The advertisement opens in a 1920’s-style America flush with fedora hats, neon lights, and folksy racism. The background track, Parov Stelar‘s Booty Swing, has caused General Motors to frantically pull the video from its websites; something about the lines “In the land of Fu Manchu […] ching-ching, chop suey” don’t really fit with a company that is trying to maintain its status as the leading global automaker in China.

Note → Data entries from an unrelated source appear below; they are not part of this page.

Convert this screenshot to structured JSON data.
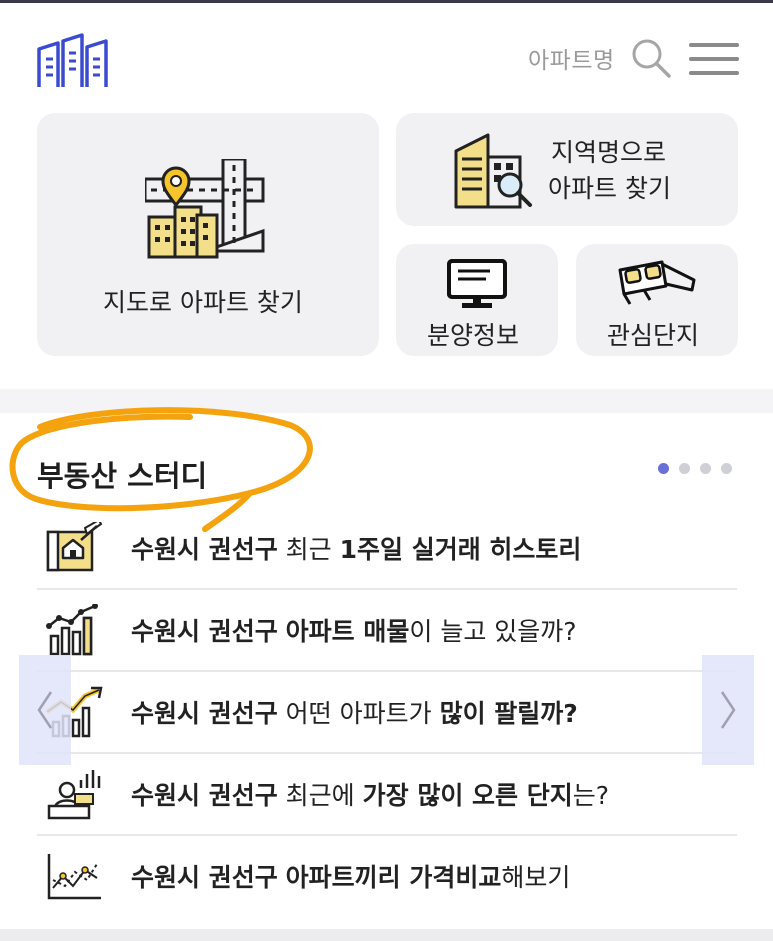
{
  "header": {
    "search_label": "아파트명",
    "logo_icon": "buildings-logo-icon",
    "search_icon": "search-icon",
    "menu_icon": "hamburger-menu-icon"
  },
  "tiles": {
    "map": {
      "label": "지도로 아파트 찾기",
      "icon": "map-building-icon"
    },
    "region": {
      "label_line1": "지역명으로",
      "label_line2": "아파트 찾기",
      "icon": "building-search-icon"
    },
    "sale": {
      "label": "분양정보",
      "icon": "monitor-icon"
    },
    "favorite": {
      "label": "관심단지",
      "icon": "glasses-icon"
    }
  },
  "study": {
    "title": "부동산 스터디",
    "pager": {
      "total": 4,
      "active": 1
    },
    "items": [
      {
        "icon": "house-blueprint-icon",
        "parts": [
          {
            "t": "수원시 권선구",
            "b": true
          },
          {
            "t": " 최근 ",
            "b": false
          },
          {
            "t": "1주일 실거래 히스토리",
            "b": true
          }
        ]
      },
      {
        "icon": "bar-chart-icon",
        "parts": [
          {
            "t": "수원시 권선구",
            "b": true
          },
          {
            "t": " ",
            "b": false
          },
          {
            "t": "아파트 매물",
            "b": true
          },
          {
            "t": "이 늘고 있을까?",
            "b": false
          }
        ]
      },
      {
        "icon": "trend-chart-icon",
        "parts": [
          {
            "t": "수원시 권선구",
            "b": true
          },
          {
            "t": " 어떤 아파트가 ",
            "b": false
          },
          {
            "t": "많이 팔릴까?",
            "b": true
          }
        ]
      },
      {
        "icon": "presenter-chart-icon",
        "parts": [
          {
            "t": "수원시 권선구",
            "b": true
          },
          {
            "t": " 최근에 ",
            "b": false
          },
          {
            "t": "가장 많이 오른 단지",
            "b": true
          },
          {
            "t": "는?",
            "b": false
          }
        ]
      },
      {
        "icon": "price-compare-icon",
        "parts": [
          {
            "t": "수원시 권선구",
            "b": true
          },
          {
            "t": " ",
            "b": false
          },
          {
            "t": "아파트끼리 가격비교",
            "b": true
          },
          {
            "t": "해보기",
            "b": false
          }
        ]
      }
    ]
  },
  "nav": {
    "prev_icon": "chevron-left-icon",
    "next_icon": "chevron-right-icon"
  },
  "colors": {
    "accent": "#6a6fd6",
    "logo": "#3b4bd0",
    "annotation": "#f4a20e",
    "tile_bg": "#f1f1f3"
  }
}
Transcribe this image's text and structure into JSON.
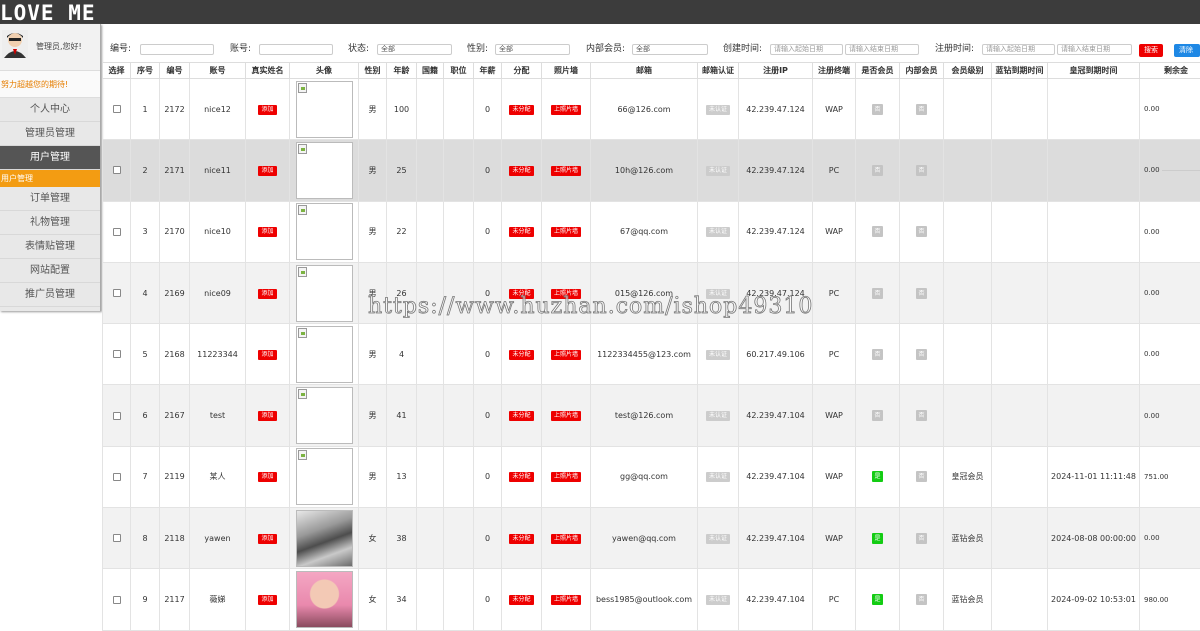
{
  "app": {
    "brand": "LOVE ME"
  },
  "sidebar": {
    "greeting": "管理员,您好!",
    "motto": "努力超越您的期待!",
    "items": [
      {
        "label": "个人中心",
        "active": false
      },
      {
        "label": "管理员管理",
        "active": false
      },
      {
        "label": "用户管理",
        "active": true
      }
    ],
    "sub_item": "用户管理",
    "items_after": [
      {
        "label": "订单管理"
      },
      {
        "label": "礼物管理"
      },
      {
        "label": "表情贴管理"
      },
      {
        "label": "网站配置"
      },
      {
        "label": "推广员管理"
      }
    ]
  },
  "filters": {
    "number_label": "编号:",
    "number_value": "",
    "account_label": "账号:",
    "account_value": "",
    "status_label": "状态:",
    "status_value": "全部",
    "gender_label": "性别:",
    "gender_value": "全部",
    "internal_label": "内部会员:",
    "internal_value": "全部",
    "created_label": "创建时间:",
    "created_start_placeholder": "请输入起始日期",
    "created_end_placeholder": "请输入结束日期",
    "register_label": "注册时间:",
    "register_start_placeholder": "请输入起始日期",
    "register_end_placeholder": "请输入结束日期",
    "search_button": "搜索",
    "clear_button": "清除搜"
  },
  "table": {
    "headers": [
      "选择",
      "序号",
      "编号",
      "账号",
      "真实姓名",
      "头像",
      "性别",
      "年龄",
      "国籍",
      "职位",
      "年薪",
      "分配",
      "照片墙",
      "邮箱",
      "邮箱认证",
      "注册IP",
      "注册终端",
      "是否会员",
      "内部会员",
      "会员级别",
      "蓝钻到期时间",
      "皇冠到期时间",
      "剩余金"
    ],
    "add_label": "添加",
    "assign_label": "未分配",
    "photo_label": "上照片墙",
    "verify_label": "未认证",
    "no_label": "否",
    "yes_label": "是",
    "rows": [
      {
        "seq": "1",
        "id": "2172",
        "account": "nice12",
        "avatar": "broken",
        "gender": "男",
        "age": "100",
        "salary": "0",
        "email": "66@126.com",
        "ip": "42.239.47.124",
        "terminal": "WAP",
        "member": false,
        "level": "",
        "blue_expire": "",
        "crown_expire": "",
        "balance": "0.00",
        "style": ""
      },
      {
        "seq": "2",
        "id": "2171",
        "account": "nice11",
        "avatar": "broken",
        "gender": "男",
        "age": "25",
        "salary": "0",
        "email": "10h@126.com",
        "ip": "42.239.47.124",
        "terminal": "PC",
        "member": false,
        "level": "",
        "blue_expire": "",
        "crown_expire": "",
        "balance": "0.00",
        "style": "sel"
      },
      {
        "seq": "3",
        "id": "2170",
        "account": "nice10",
        "avatar": "broken",
        "gender": "男",
        "age": "22",
        "salary": "0",
        "email": "67@qq.com",
        "ip": "42.239.47.124",
        "terminal": "WAP",
        "member": false,
        "level": "",
        "blue_expire": "",
        "crown_expire": "",
        "balance": "0.00",
        "style": ""
      },
      {
        "seq": "4",
        "id": "2169",
        "account": "nice09",
        "avatar": "broken",
        "gender": "男",
        "age": "26",
        "salary": "0",
        "email": "015@126.com",
        "ip": "42.239.47.124",
        "terminal": "PC",
        "member": false,
        "level": "",
        "blue_expire": "",
        "crown_expire": "",
        "balance": "0.00",
        "style": "alt"
      },
      {
        "seq": "5",
        "id": "2168",
        "account": "11223344",
        "avatar": "broken",
        "gender": "男",
        "age": "4",
        "salary": "0",
        "email": "1122334455@123.com",
        "ip": "60.217.49.106",
        "terminal": "PC",
        "member": false,
        "level": "",
        "blue_expire": "",
        "crown_expire": "",
        "balance": "0.00",
        "style": ""
      },
      {
        "seq": "6",
        "id": "2167",
        "account": "test",
        "avatar": "broken",
        "gender": "男",
        "age": "41",
        "salary": "0",
        "email": "test@126.com",
        "ip": "42.239.47.104",
        "terminal": "WAP",
        "member": false,
        "level": "",
        "blue_expire": "",
        "crown_expire": "",
        "balance": "0.00",
        "style": "alt"
      },
      {
        "seq": "7",
        "id": "2119",
        "account": "某人",
        "avatar": "broken",
        "gender": "男",
        "age": "13",
        "salary": "0",
        "email": "gg@qq.com",
        "ip": "42.239.47.104",
        "terminal": "WAP",
        "member": true,
        "level": "皇冠会员",
        "blue_expire": "",
        "crown_expire": "2024-11-01 11:11:48",
        "balance": "751.00",
        "style": ""
      },
      {
        "seq": "8",
        "id": "2118",
        "account": "yawen",
        "avatar": "watch",
        "gender": "女",
        "age": "38",
        "salary": "0",
        "email": "yawen@qq.com",
        "ip": "42.239.47.104",
        "terminal": "WAP",
        "member": true,
        "level": "蓝钻会员",
        "blue_expire": "",
        "crown_expire": "2024-08-08 00:00:00",
        "balance": "0.00",
        "style": "alt"
      },
      {
        "seq": "9",
        "id": "2117",
        "account": "薇娣",
        "avatar": "person",
        "gender": "女",
        "age": "34",
        "salary": "0",
        "email": "bess1985@outlook.com",
        "ip": "42.239.47.104",
        "terminal": "PC",
        "member": true,
        "level": "蓝钻会员",
        "blue_expire": "",
        "crown_expire": "2024-09-02 10:53:01",
        "balance": "980.00",
        "style": ""
      }
    ]
  },
  "watermark": "https://www.huzhan.com/ishop49310",
  "colors": {
    "topbar": "#3c3c3c",
    "accent_orange": "#f39c12",
    "red": "#ee0000",
    "green": "#13cc13",
    "blue": "#1e88e5"
  }
}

That said, there are a few important clarifications to make. Firstly, the “ching-ching chop suey” line (0:18) is so stylized that very few people would likely be able to decipher it without first seeing the lyrics printed out. Secondly, Parov Stelar is an “electroswing” band that takes early 20th-century American songs and reworks them into electronica music. In other words, the band didn’t necessarily decide to say “In the land of Fu Manchu […] ching-ching chop suey,” they simply remixed a song that included the phrase. Thirdly, the advertisement itself has nothing to do with China, and the song was presumably chosen because it had the retro/modern feel that Chevy was looking for.
GM is probably in the right for removing the ad, but these caveats do make it hard to full empathize with headlines like “General Motors pulls racist ad.” It’s more like “GM pulls ad that included song that remixed old, racist song.”
In the future, General Motors would probably do best to learn from Hyundai; there is a company that knows how to produce some tasteless and offensive advertisements (looking at you, “low emissions suicide humor” from last week).